The problem ▸ Examine the entries and show every line in which the word "number" is found.

Entries from a dataset of interfaces ▸
*** Block opens ***

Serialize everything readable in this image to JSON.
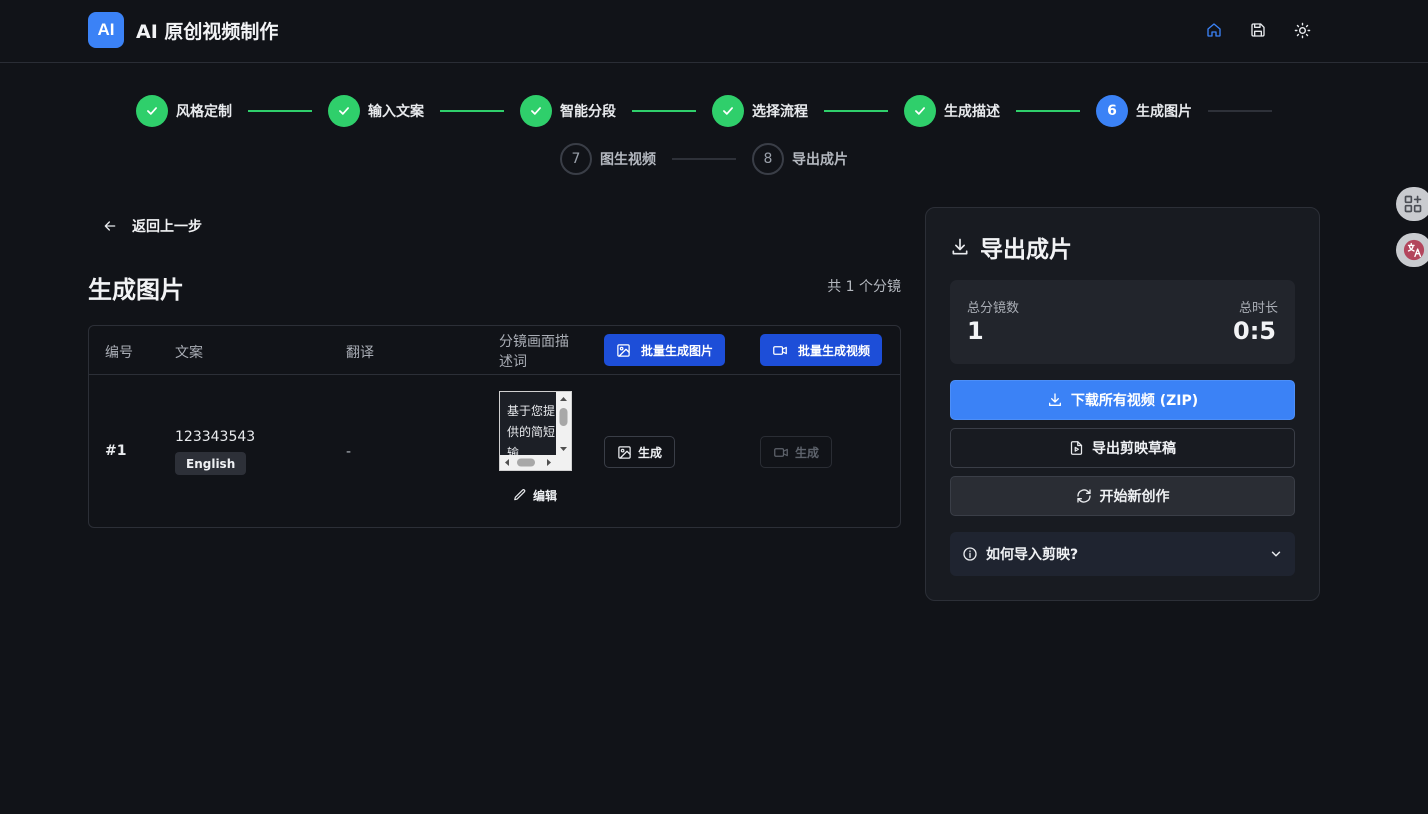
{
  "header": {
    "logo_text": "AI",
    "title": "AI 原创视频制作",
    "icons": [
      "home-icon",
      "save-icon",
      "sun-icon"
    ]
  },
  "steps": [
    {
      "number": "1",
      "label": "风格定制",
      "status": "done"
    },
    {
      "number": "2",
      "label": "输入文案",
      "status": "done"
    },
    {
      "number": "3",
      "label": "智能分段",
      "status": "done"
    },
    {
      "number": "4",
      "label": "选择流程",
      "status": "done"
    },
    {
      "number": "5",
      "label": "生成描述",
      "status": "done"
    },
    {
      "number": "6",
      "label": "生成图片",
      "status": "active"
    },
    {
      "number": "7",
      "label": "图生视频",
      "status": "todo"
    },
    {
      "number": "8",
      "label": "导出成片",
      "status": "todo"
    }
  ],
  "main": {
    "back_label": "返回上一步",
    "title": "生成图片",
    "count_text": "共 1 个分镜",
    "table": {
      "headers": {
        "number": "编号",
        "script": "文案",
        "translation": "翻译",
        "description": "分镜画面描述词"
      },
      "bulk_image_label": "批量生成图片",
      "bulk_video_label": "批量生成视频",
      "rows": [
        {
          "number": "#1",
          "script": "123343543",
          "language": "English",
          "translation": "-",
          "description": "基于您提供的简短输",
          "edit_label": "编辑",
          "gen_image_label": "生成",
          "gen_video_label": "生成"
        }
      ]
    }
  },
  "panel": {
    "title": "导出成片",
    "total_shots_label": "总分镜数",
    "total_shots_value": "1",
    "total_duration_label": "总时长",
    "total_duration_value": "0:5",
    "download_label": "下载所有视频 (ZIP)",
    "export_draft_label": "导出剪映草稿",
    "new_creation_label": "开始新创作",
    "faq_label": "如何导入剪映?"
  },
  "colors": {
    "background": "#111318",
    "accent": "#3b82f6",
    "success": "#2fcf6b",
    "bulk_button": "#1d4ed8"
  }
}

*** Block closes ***

Answer section ▸
      "number": "1",
      "number": "2",
      "number": "3",
      "number": "4",
      "number": "5",
      "number": "6",
      "number": "7",
      "number": "8",
        "number": "编号",
          "number": "#1",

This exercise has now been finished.